Some places would be very troubled for a long time: Parts of Texas would end up a poisonous hell-hole as the holding tanks and pipelines of the petrochemical plants disintegrated and released their toxins into the ground and the air. Ditto for the sites of the world’s 441 nuclear reactors.
But other parts of the world would quickly turn into paradise for the remaining inhabitants, whose populations would rebound quickly. Weisman uses as an example the Korean Demilitarized Zone, a no-man’s land 151 miles long and 2.5 miles wide which is now home to “wildlife that might otherwise have disappeared. Asiatic black bears, Eurasian lynx, musk deer, Chinese water deer, yellow-throated marten, an endangered mountain goat….If everything north and south of Korea’s DMZ were suddenly to become a world without humans as well, they might have a chance to spread, multiply, reclaim their former realm, and flourish.”
Weisman examines earlier mass die-offs like the Permian Extinction, where 95% of all species perished, and more recent ones like the disappearance of the Mayan civilization. He visits places that people have abandoned for political reasons (Varosha, in Cyprus) and environmental reasons (the town of Pripyat, Ukraine, site of the Chernobyl nuclear disaster) to see first hand what happens to towns that have no people.
A lot of the information in this book is depressing. Here’s one sobering fact: every bit of plastic that has ever been manufactured still exists. Since plastic doesn’t biodegrade (okay, I knew that) it just gets ground up into smaller and smaller bits that eventually clog the digestive systems of animals like sea otters and marine birds. It fouls vast areas of the ocean and beaches. In the few days since I read this I have been trying hard to limit how much plastic I discard and I applaud my cafeteria at Grainger Hall at the University of Wisconsin for its move to biodegradable food packaging (made from what? Potato starch?

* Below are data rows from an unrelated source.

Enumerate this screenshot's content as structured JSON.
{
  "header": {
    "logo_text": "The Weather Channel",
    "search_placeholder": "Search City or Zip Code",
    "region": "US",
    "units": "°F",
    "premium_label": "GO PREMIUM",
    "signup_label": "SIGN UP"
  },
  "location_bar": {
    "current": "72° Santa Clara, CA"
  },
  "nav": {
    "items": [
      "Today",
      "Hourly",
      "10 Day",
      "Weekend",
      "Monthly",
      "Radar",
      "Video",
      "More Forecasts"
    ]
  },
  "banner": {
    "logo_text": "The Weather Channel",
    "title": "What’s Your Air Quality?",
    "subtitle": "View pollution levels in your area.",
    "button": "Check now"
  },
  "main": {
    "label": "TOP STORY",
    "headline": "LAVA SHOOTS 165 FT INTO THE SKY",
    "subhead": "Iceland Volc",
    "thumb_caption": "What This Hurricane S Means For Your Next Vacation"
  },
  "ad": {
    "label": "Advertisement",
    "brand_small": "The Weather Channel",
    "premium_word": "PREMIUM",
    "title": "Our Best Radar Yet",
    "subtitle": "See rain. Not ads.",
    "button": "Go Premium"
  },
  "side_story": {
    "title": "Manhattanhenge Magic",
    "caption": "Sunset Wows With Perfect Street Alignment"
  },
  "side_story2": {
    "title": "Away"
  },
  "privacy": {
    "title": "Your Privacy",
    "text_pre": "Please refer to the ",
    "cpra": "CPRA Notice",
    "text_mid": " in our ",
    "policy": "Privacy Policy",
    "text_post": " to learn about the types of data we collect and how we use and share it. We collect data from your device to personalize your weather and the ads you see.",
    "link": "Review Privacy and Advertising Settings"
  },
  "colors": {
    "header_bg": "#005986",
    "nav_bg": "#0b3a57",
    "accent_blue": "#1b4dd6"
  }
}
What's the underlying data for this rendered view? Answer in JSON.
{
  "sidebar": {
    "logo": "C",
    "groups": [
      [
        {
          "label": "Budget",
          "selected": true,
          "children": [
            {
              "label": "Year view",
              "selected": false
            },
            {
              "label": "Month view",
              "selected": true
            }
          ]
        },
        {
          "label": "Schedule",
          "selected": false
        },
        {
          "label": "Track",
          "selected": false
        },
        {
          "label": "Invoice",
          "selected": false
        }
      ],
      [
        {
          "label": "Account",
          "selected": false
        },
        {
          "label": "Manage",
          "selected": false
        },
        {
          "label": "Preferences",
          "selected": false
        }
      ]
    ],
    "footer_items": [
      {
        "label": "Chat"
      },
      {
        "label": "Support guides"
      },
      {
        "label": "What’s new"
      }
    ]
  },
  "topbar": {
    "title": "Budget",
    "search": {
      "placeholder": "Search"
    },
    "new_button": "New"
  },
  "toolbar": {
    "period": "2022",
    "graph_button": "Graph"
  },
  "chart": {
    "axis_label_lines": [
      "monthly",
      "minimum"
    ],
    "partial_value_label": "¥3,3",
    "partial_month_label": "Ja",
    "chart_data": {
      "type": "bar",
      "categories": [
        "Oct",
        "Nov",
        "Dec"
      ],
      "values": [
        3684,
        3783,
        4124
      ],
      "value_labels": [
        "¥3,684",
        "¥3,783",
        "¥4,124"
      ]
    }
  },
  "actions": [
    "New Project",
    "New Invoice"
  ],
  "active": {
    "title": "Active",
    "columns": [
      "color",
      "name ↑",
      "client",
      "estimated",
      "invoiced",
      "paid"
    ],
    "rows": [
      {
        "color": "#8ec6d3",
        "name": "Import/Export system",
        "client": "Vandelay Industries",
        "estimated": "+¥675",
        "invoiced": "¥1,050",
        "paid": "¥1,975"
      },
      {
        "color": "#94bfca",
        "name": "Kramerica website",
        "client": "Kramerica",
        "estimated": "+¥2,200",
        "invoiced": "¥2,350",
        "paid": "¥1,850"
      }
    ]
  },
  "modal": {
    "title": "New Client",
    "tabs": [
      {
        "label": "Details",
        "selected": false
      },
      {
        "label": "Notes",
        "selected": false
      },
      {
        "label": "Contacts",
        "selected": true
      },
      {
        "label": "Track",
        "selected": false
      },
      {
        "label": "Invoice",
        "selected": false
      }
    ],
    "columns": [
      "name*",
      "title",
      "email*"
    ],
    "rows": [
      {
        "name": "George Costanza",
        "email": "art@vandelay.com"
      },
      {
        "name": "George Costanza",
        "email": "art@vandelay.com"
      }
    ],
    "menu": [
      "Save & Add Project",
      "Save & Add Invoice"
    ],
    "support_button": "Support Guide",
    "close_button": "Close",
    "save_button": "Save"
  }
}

Corn? I forget.)
Despite the pessimistic tone of a lot of this book, Weisman seems philosophical. He quotes extinction expert Doug Erwin, and so will I:
“Humans are going extinct eventually. Everything has, so far. It’s like death: there’s no reason to think we’re any different. But life will continue. It may be microbial life at first. Or centipedes running around. Then life will get better and go on, whether we’re here or not. I figure it’s interesting to be here now,” he says. “I’m not going to get all upset about it.”
Added later: Someone just steered me to this link: www.fakeplasticfish.com which provides tons of suggestions for reducing your plastic consumption.
(Book 4, 2009)